■ Data entries
'''

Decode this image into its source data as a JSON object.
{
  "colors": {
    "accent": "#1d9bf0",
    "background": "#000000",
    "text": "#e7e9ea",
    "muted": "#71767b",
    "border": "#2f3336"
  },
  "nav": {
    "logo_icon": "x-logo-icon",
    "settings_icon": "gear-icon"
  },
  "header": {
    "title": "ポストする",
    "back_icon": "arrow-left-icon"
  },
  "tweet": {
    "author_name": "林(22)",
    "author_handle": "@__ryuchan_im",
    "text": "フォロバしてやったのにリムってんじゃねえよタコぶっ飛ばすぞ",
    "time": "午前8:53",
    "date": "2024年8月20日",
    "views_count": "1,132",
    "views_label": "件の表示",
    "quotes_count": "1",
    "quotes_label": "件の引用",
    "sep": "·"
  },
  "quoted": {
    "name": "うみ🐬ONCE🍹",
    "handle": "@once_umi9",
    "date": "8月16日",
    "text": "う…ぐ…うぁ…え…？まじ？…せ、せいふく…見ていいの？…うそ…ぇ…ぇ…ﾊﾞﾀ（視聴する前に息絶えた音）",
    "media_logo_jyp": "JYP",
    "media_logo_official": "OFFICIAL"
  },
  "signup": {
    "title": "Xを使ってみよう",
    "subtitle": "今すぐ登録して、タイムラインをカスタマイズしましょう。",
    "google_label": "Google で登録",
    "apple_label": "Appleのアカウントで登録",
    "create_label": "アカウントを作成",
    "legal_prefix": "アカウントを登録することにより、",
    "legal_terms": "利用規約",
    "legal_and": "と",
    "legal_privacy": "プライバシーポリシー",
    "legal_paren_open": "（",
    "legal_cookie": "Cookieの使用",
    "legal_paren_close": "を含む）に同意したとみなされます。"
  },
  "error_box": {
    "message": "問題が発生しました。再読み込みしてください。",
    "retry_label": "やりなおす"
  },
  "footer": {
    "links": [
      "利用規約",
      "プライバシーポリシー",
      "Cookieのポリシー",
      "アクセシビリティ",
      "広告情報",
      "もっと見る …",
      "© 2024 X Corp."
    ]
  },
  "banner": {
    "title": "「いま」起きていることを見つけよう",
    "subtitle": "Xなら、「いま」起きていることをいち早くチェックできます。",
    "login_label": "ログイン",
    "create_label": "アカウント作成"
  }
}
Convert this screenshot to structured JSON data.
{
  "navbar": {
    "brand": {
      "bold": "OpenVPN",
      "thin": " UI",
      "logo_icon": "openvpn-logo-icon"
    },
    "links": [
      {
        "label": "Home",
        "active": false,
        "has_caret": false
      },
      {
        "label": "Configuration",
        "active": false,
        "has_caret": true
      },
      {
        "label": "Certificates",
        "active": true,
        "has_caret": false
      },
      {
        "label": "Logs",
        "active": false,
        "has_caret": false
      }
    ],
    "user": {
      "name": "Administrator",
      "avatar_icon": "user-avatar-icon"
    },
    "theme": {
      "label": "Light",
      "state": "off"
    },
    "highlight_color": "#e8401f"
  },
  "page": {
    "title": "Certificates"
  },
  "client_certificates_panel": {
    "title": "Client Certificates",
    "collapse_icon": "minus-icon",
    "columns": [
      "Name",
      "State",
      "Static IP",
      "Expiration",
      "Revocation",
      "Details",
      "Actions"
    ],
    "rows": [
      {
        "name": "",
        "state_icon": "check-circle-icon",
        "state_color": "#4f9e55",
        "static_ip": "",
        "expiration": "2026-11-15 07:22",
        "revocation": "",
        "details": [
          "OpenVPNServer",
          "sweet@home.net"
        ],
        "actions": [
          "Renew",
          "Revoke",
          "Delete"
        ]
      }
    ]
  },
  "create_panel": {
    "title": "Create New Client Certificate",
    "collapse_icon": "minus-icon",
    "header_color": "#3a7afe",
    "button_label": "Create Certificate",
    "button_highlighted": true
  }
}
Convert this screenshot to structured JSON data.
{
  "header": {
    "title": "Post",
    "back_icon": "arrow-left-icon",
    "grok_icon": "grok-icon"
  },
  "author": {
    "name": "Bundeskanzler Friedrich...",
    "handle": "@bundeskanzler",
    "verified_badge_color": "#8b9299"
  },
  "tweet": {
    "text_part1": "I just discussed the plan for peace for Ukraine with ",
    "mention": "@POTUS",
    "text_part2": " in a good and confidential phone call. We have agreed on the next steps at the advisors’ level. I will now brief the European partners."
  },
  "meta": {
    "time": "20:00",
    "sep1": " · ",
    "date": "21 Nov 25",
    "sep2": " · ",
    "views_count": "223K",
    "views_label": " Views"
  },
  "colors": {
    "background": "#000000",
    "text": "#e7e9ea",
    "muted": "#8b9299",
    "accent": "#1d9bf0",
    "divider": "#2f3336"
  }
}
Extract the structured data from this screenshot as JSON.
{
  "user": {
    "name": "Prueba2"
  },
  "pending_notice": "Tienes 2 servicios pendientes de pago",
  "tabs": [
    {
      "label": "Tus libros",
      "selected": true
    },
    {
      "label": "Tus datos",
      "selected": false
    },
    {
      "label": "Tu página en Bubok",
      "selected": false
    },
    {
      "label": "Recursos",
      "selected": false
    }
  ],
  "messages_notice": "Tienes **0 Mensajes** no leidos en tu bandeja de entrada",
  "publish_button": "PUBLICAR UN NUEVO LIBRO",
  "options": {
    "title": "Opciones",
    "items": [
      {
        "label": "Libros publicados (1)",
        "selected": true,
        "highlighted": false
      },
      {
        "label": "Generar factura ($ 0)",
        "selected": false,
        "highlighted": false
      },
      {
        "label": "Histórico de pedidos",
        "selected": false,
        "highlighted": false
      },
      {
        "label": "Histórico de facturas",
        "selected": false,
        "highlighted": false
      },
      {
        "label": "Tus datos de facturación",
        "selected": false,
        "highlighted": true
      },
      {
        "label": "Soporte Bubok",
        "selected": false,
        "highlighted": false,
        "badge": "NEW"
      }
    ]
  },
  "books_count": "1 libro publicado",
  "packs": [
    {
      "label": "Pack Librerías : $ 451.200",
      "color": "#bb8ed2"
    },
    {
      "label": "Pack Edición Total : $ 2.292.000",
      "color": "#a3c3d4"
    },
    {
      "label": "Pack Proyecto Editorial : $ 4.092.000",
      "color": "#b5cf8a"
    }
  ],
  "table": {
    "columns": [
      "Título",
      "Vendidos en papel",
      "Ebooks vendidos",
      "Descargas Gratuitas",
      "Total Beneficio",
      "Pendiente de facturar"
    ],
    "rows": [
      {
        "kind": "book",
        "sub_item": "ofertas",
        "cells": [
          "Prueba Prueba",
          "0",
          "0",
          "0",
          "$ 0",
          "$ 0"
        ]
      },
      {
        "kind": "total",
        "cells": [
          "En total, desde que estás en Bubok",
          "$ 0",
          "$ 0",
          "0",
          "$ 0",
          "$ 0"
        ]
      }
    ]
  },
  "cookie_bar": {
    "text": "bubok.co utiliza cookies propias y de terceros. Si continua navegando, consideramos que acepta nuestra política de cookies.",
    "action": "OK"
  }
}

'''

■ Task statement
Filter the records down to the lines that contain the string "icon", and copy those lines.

■ Response for this exercise
    "logo_icon": "x-logo-icon",
    "settings_icon": "gear-icon"
    "back_icon": "arrow-left-icon"
      "logo_icon": "openvpn-logo-icon"
      "avatar_icon": "user-avatar-icon"
    "collapse_icon": "minus-icon",
        "state_icon": "check-circle-icon",
    "collapse_icon": "minus-icon",
    "back_icon": "arrow-left-icon",
    "grok_icon": "grok-icon"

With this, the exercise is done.